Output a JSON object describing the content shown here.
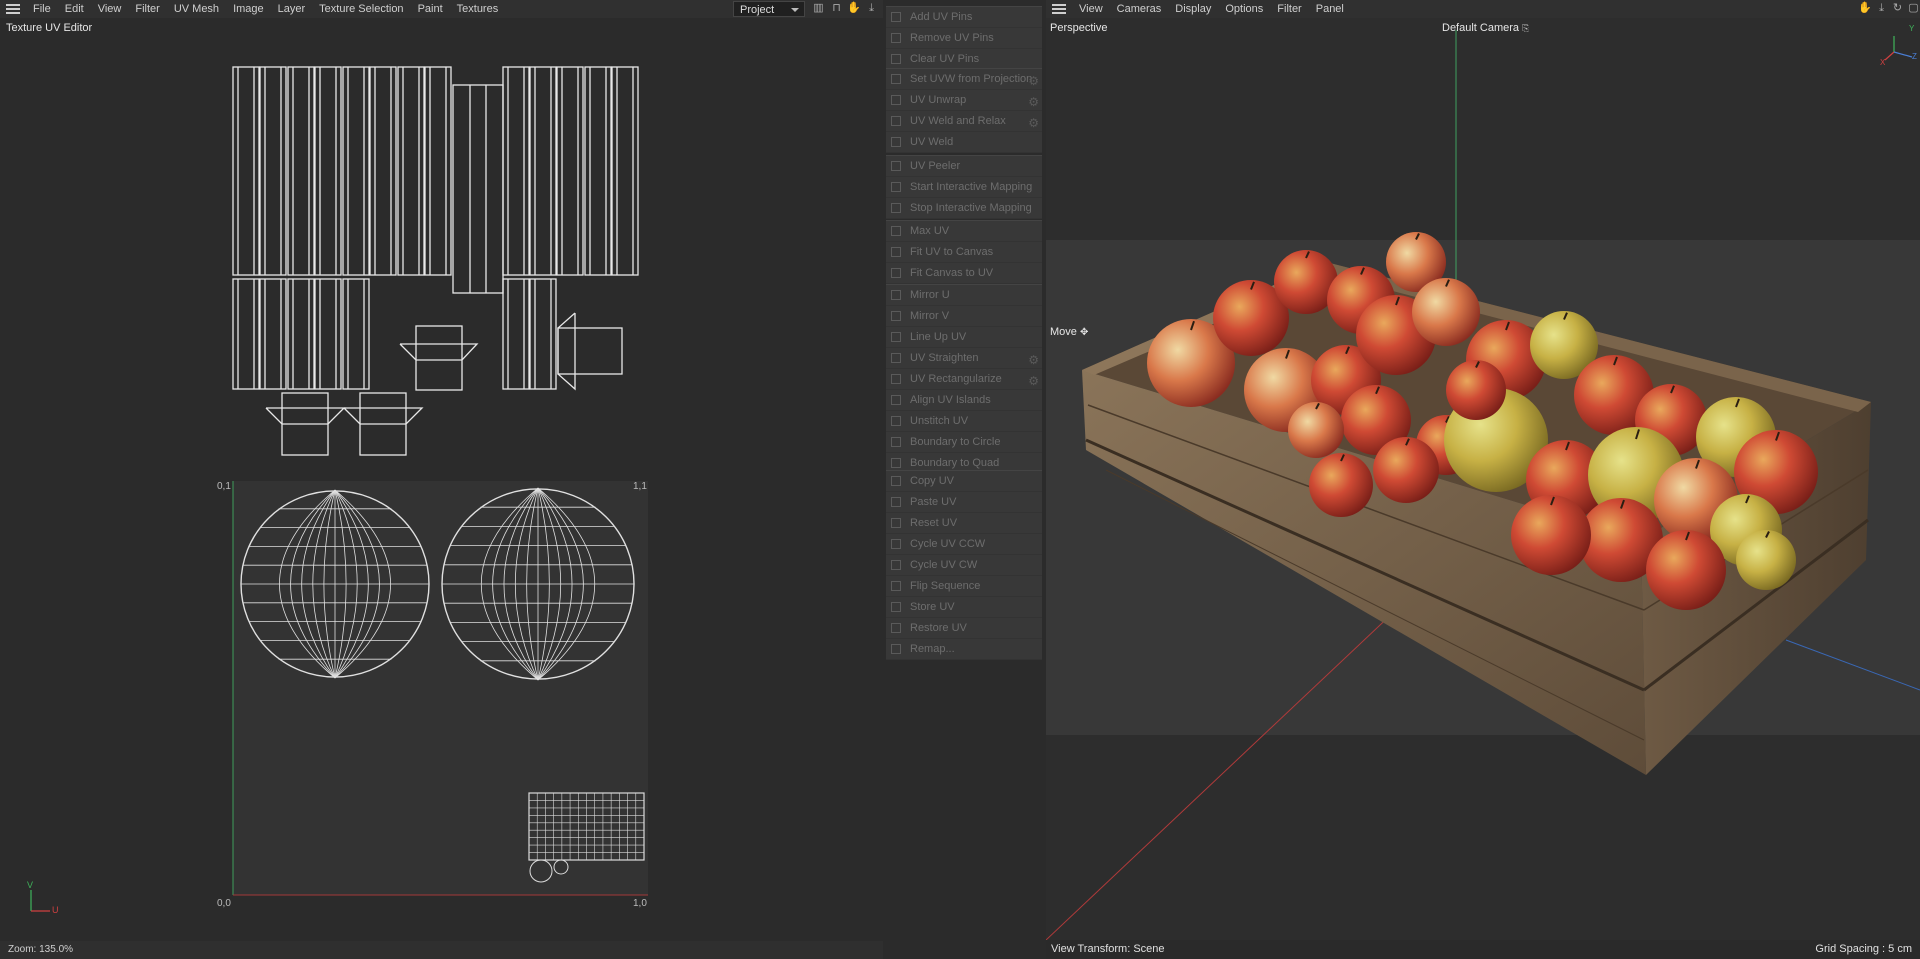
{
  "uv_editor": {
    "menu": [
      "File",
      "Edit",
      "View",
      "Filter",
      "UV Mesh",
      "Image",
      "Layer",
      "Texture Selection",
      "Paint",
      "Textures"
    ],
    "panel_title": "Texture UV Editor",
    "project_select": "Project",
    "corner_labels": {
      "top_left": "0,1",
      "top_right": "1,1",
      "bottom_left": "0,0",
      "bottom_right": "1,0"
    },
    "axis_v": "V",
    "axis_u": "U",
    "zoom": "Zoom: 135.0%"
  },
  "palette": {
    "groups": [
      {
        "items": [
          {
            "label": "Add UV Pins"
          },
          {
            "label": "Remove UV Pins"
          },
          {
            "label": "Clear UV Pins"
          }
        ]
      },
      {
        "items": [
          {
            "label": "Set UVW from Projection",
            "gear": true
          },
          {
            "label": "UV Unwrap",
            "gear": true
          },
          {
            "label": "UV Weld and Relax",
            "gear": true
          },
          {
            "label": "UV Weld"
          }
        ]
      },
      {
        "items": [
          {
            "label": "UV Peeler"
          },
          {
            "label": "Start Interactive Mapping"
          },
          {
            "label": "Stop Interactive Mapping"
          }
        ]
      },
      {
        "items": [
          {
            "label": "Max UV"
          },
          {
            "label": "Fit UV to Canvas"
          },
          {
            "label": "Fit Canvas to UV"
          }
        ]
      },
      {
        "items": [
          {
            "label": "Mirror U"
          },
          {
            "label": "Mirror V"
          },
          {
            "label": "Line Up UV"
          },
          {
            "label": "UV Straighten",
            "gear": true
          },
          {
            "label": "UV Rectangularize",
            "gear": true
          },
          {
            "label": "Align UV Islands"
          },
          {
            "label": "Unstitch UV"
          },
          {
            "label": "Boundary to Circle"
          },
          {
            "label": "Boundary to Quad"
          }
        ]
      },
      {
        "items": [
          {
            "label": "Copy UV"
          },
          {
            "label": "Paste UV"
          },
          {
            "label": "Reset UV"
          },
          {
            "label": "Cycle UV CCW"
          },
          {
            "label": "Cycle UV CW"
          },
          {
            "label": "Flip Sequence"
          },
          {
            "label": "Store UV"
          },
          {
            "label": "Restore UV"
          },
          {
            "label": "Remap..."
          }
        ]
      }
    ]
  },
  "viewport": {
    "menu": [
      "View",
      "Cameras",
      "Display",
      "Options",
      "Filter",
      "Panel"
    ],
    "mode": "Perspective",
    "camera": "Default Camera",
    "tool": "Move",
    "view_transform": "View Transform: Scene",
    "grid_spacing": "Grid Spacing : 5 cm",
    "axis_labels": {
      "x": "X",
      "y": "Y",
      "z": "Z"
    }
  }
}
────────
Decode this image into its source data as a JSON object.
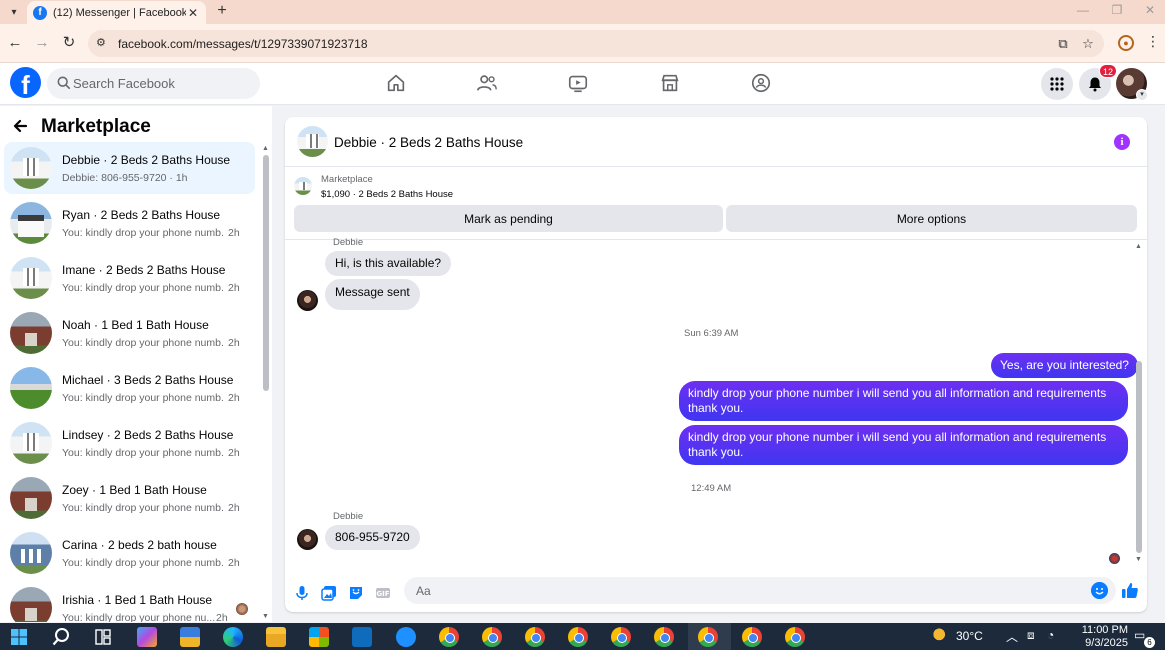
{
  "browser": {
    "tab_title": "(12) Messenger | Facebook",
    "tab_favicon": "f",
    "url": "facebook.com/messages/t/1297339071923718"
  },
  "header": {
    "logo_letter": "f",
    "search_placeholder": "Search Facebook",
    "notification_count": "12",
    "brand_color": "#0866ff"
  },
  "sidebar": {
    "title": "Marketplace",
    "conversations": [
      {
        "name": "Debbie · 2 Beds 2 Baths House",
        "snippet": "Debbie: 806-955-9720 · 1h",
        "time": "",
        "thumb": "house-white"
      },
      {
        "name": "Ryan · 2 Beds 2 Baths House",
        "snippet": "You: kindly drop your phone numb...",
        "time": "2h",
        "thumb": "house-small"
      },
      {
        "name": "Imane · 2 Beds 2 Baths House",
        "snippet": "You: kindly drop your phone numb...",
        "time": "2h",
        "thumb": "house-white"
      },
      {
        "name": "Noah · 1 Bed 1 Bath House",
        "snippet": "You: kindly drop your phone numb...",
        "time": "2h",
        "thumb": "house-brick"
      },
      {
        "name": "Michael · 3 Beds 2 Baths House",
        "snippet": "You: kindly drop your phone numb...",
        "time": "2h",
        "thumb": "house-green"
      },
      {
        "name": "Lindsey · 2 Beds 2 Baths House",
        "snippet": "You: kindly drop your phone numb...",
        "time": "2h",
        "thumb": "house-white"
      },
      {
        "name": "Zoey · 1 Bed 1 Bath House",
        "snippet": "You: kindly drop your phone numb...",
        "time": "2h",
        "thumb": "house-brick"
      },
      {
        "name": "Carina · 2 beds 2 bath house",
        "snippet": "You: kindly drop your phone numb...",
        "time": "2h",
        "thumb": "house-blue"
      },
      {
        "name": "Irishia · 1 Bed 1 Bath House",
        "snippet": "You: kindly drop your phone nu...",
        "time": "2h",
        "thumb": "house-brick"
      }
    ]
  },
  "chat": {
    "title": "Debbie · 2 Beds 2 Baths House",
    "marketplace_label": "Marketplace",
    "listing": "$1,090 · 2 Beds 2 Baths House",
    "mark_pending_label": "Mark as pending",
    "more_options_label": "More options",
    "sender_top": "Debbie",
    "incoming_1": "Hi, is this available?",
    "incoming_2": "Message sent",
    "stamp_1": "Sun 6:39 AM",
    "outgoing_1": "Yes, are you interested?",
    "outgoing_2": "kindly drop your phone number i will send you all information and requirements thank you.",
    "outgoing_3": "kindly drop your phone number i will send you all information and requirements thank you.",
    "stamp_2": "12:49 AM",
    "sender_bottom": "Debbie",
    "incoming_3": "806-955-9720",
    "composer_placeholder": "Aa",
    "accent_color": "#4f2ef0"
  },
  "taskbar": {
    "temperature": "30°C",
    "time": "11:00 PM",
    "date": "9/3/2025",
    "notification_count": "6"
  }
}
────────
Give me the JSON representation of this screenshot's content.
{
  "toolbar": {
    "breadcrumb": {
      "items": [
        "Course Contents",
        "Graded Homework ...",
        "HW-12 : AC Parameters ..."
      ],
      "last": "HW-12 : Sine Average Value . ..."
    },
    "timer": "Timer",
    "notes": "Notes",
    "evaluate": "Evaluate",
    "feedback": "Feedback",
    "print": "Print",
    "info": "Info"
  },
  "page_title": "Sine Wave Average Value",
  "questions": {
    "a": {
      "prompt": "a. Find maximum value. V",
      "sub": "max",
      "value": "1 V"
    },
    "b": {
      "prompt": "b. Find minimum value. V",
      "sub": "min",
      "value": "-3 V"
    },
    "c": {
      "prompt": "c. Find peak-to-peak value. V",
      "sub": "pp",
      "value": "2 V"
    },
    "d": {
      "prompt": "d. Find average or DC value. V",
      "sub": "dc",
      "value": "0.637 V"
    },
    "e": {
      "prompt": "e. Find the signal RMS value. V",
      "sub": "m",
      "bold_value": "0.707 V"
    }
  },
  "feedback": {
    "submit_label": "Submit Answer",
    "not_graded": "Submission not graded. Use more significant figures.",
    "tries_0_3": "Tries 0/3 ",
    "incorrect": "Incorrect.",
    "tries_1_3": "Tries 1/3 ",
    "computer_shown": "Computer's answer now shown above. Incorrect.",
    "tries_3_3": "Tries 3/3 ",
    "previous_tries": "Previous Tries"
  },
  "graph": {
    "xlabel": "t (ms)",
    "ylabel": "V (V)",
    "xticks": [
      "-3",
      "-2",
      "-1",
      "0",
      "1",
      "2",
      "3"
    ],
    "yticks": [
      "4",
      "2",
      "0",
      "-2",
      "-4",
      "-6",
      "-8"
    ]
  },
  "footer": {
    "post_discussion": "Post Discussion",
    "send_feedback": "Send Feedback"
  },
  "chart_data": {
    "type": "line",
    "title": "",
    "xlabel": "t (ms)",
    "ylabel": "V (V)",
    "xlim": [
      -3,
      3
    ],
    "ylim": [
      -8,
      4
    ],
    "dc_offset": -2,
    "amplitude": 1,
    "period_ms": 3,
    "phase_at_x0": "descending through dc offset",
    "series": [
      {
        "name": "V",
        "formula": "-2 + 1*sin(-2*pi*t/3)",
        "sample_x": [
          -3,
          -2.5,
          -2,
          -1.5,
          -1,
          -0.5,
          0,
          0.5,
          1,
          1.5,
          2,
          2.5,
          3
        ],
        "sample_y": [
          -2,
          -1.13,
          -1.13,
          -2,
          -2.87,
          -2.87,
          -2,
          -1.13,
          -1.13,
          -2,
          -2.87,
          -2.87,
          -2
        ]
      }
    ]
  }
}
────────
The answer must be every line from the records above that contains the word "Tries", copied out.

• **RESULT**
    "tries_0_3": "Tries 0/3 ",
    "tries_1_3": "Tries 1/3 ",
    "tries_3_3": "Tries 3/3 ",
    "previous_tries": "Previous Tries"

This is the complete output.